“I learned so much,” Qualley says about playing Alex and reading Land’s book. “I learned about a whole life that I’m so privileged not to live. I grew up super privileged; I had a housekeeper at my mom’s house. And I know I’m just freaking acting. I’m just showing up and playing pretend.”
There were many moments when Qualley upped the “pretending,” as she puts it, since there was very little from her own life that she could relate to with Alex — most of all being a young, single mother. She credits actress Julianne Nicholson, whom she worked with on the independent feature “Novitiate,” with giving her the best advice she’s ever received: Before every scene, remind yourself that this is really happening. And as Qualley says she does with all great actors she works with, she asked MacDowell for advice, too.
“My mom’s more reluctant [than the others],” Qualley laughs. “She just says, ‘Oh, honey, you’re great,’ and she’s very complimentary and kind. I’m like, ‘Please give it to me, give me the lowdown, be hard on me, I want it.’ But no, she’s always just telling me to be kinder to myself. So, you know, I couldn’t be luckier.”
For MacDowell, the more tragic parts of her character came less from a place of pretending: Her mother had alcoholicism and she says that she experienced a darkness with both her parents. While she is adamant that Paula is not her mother, MacDowell did pull from life’s traumatic moments to inform the character.

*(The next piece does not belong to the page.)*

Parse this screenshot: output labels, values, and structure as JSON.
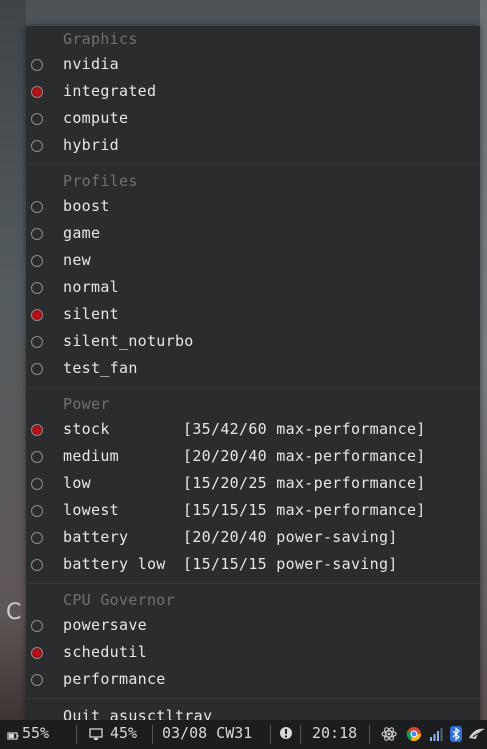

“I’ve been around, you know, I’ve lived,” she says with a half-smile. “By the time you’re my age, you’ve had so many experiences with so many different people . . . who are unwell, that I know that behavior. There were very specific scenes [where I pulled from that]. Like when I’m at Maddy’s birthday party and totally drunk and I just turn to Alex, real sharp, and I talk right through her, like she’s not even there. Those choices I saw later and I was quite pleased with, because I was so into the character that I was creating as I went. I made the decision not to be afraid of whether I was liked or not.”
Though Qualley didn’t have the kind of life experiences to pull from like her mom, Metzler and MacDowell said Qualley dedicated herself to creating a space where she and her on-screen daughter, Whittet, a first-time actor, could emotionally sync up.
“I’ve never worked with a child before,” says Qualley. “When you’re working with a 4-year-old, you can’t just show up to set and [work]. Everything is scary and overwhelming and huge.”
Qualley wanted to be a safe person for Whittet so the young actor could fully trust her. That way, production would never be held up waiting for Whittet to get comfortable or readjust emotionally when Qualley needed to switch gears during a scene. So Qualley hung out with her before, during and after working hours. She’d make her pancakes on the weekends, presumably the same days her own mother was making her soup. They thought up nicknames for crew members and formed bonds with not just each other but also those working around them — all in the spirit of giving truly authentic performances that would do Land and her own daughter, Story, justice.
“This also goes into why I was so lucky to have my mom playing my mom: When you walk into the room and your mom’s your mom, there are certain things that are just built in. And that can go both ways, like an eye roll that is second nature,” Qualley laughs. “Towards the end of the season there’s this scene when we’re sitting in a Mexican restaurant and my mom tells me that she’s proud of me. I’ve never felt such a huge feeling on a set before, because it was Paula telling Alex, but really, for me, it was like my mom telling me at the end of this whole show that she was proud of me. It just meant the whole world.”